LT2, Hudson Beare Building
TPLS Mini-Symposium and TPLS Version 2 Opensource Launch
Including Keynote by Professor Christian Ruyer-Quil, Université de Savoie - Chambéry
Venue - LT2, Hudson Beare
All of you are cordially invited to the second open source release of the TPLS flow solver. The full programme for the day is indicated below.
TPLS is an ultra-high resolution 3D two-phase flow solver, freely available as open source. It has already been used to understand flows in several engineering applications including two-phase flows in channels, droplet evaporation and vertical counter-current flows in carbon-capture equipment. You might recollect that the first version was released around two years ago. Ever since the first launch, the solver has garnered several users in academia and industry, clocking 244 downloads to date. Highlights of the second version include:
- The unique diffuse-interface method (Ding et al, J. Comp. Phys, 226 (2), 2078–2095) as a second choice for interface-tracking. The diffuse-interface method is particularly useful for simulating flows with contact-lines.
- Choice of two interface tracking methods - the Level-Set Method and the Diffuse-Interface method.
- Parallel I/O - resulting in reduced output file size and contributing to speed-up.
- Improvised parallel performance - further optmised solvers.
- Highly parallelisable using mixed OpenMP/MPI architecture
- Optimised on ARCHER (> 3072 Cores);
- Fortran coding with PETSc subroutines and parallel-NETCDF I/O
TPLS has been developed by Lennon Ó Náraigh, Dr Prashant Valluri, Dr Toni Collis, Dr David Scott, Iain Bethune and Prof Peter Spelt under the aegis of several ARCHER (previously HECToR) computer time grants and funding from EPSRC and the eCSE programme.

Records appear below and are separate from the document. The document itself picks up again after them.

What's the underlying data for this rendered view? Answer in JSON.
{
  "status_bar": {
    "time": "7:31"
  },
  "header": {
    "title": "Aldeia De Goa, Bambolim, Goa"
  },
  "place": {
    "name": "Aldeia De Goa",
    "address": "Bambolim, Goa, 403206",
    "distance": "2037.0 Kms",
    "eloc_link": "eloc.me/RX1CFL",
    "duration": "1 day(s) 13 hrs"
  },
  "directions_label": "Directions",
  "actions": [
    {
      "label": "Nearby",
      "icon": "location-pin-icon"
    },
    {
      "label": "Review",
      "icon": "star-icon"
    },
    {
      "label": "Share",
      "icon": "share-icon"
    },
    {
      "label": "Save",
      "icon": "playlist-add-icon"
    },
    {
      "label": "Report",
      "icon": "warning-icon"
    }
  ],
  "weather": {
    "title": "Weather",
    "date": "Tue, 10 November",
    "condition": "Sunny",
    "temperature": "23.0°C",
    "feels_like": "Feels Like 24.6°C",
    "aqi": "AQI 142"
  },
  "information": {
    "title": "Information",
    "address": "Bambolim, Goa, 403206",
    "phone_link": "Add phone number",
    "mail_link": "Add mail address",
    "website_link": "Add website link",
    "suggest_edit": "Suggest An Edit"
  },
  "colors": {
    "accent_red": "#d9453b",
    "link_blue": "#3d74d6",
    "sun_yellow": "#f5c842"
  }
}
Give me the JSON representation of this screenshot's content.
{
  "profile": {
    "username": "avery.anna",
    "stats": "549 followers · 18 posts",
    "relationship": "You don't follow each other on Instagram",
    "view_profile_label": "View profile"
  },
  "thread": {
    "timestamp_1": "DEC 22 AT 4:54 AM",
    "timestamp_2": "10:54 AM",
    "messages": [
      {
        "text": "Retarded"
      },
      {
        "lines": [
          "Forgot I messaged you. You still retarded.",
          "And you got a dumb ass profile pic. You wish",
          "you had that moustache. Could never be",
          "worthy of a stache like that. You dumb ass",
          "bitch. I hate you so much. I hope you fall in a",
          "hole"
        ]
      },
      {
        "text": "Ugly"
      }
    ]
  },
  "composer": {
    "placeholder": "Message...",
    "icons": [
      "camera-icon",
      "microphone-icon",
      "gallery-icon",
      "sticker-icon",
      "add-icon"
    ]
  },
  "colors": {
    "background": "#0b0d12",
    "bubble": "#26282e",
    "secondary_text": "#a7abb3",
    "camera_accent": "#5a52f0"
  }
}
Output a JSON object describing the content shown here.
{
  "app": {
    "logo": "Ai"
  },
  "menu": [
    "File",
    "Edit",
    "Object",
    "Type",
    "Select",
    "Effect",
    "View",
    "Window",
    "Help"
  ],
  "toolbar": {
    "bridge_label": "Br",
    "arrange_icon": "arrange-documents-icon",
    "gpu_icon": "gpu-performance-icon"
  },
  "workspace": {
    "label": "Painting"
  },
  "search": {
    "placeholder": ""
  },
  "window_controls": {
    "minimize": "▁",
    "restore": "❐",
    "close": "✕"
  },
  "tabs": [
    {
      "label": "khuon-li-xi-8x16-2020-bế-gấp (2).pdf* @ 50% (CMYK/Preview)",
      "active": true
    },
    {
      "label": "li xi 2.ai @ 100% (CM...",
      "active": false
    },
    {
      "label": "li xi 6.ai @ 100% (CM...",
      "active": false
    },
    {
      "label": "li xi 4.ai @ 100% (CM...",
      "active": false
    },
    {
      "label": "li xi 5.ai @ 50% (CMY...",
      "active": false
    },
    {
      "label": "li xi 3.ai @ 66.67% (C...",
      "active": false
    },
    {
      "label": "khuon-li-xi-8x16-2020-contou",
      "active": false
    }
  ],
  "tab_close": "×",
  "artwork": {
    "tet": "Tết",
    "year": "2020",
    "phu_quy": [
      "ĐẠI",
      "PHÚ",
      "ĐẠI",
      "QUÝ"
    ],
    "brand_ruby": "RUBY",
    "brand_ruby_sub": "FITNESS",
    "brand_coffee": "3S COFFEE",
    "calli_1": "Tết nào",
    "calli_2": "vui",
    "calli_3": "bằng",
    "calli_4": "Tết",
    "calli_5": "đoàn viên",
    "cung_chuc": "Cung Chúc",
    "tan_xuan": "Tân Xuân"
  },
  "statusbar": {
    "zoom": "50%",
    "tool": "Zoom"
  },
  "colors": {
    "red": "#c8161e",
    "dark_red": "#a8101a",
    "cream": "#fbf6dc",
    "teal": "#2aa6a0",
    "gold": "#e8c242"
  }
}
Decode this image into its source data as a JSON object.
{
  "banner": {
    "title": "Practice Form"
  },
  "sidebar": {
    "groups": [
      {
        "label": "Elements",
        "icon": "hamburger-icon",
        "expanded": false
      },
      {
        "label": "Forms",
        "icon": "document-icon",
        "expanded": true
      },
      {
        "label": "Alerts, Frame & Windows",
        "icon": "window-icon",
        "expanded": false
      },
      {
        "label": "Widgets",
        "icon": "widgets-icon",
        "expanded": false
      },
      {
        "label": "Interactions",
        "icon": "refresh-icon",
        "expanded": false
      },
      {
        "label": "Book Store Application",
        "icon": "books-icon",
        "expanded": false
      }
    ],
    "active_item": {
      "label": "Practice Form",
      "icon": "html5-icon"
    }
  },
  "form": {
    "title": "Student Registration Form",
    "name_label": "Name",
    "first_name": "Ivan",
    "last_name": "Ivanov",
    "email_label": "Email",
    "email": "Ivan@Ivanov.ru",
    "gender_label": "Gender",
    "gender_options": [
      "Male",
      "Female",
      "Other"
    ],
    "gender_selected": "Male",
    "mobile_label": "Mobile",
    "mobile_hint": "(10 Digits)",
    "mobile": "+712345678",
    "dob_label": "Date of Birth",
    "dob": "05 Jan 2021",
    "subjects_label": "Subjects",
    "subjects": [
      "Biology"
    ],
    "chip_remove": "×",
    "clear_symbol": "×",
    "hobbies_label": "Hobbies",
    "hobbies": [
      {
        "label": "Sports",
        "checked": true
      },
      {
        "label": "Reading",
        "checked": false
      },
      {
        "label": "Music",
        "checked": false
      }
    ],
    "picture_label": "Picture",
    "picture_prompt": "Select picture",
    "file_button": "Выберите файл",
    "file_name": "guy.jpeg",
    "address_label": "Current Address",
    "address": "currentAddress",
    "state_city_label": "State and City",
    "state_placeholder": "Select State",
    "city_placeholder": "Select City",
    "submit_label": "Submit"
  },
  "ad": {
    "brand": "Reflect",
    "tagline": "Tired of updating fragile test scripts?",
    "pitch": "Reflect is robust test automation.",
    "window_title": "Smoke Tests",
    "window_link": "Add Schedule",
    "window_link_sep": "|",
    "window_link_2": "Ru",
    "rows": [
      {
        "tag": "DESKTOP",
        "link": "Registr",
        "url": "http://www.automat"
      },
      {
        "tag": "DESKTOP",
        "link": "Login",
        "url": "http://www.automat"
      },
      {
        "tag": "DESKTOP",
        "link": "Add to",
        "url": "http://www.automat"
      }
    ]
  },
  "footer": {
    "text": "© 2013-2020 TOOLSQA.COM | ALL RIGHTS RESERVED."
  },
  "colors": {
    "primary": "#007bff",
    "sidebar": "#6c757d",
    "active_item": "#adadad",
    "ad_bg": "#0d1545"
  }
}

Further information on the contributing developers and funding programmes can be found in the further information section below.
(Fig on right) Pressure disturbances and streamlines in a counter-current gas-liquid flow during the so-called loading point. 2013 ChemEngDay UK Best Poster Prize. Mr. Patrick Schmidt, School of Engineering, The University of Edinburgh
- 13:00–13:05 - Welcome (Prash Valluri, Engineering)
- 13:05–13:15 - Brief intro about TPLS (Lennon Ó Náraigh, Maths @ UC Dublin)
- 13:15–14:15 - Keynote Seminar (Professor Christian Ruyer-Quil, Université de Savoie - Chambéry)
- 14:20-14:35 – TPLS Launch (Iain Bethune, EPCC)
- 14:40–14:50 – Recent most developments in TPLS & Performance Enhancement (Toni Collis, EPCC)
- 14:55–15:05 – Making TPLS easy to use - Contributions from the SSI (Michael Jackson, EPCC/SSI)
- 15:05–15:15 – Coffee Break
TPLS Application-Specific Ongoing and Future developments:
- 15:20–15:30 – Counter-current flows in Chemical Engineering (Patrick Schmidt, Engineering)
- 15:35–15:40 – DNS vs 1D Modelling in Counter-current flows (Gianluca Lavalle, Engineering)
- 15:45–15:55 – Density contrast flows (Lennon, Maths @ UC Dublin)
- 16:00–16:10 – Turbulence in TPLS (James Fannon, Maths @ UC Dublin)
- 16:15–16:25 – Simulating Phase Change in 3D (Prash Valluri, Engineering)
- 16:30–16:35 – Instabilities in binary liquid mixtures (Adam Williams, Engineering)
- 16:40–16:45 – "Recalcitrant" Bubbles (Robson Nazareth, Edinburgh)
- 16:45–16:50 – Closing
- Professor Christian Ruyer-Quil
- TPLS, sourceforge.net
- Lennon Ó Náraigh, (School of Mathematical Sciences, University College Dublin)
- Prashant Valluri (School of Engineering, University of Edinburgh)
- Dr Toni Collis, Edinburgh Parallel Computing Centre, University of Edinburgh
- Dr David Scott, Edinburgh Parallel Computing Centre, University of Edinburgh
- Iain Bethune, Edinburgh Parallel Computing Centre, University of Edinburgh
- Professor Peter Spelt (Université de Lyon1, Claude Bernard)
- ARCHER national supercomputing service
- Embedded CSE (eCSE) support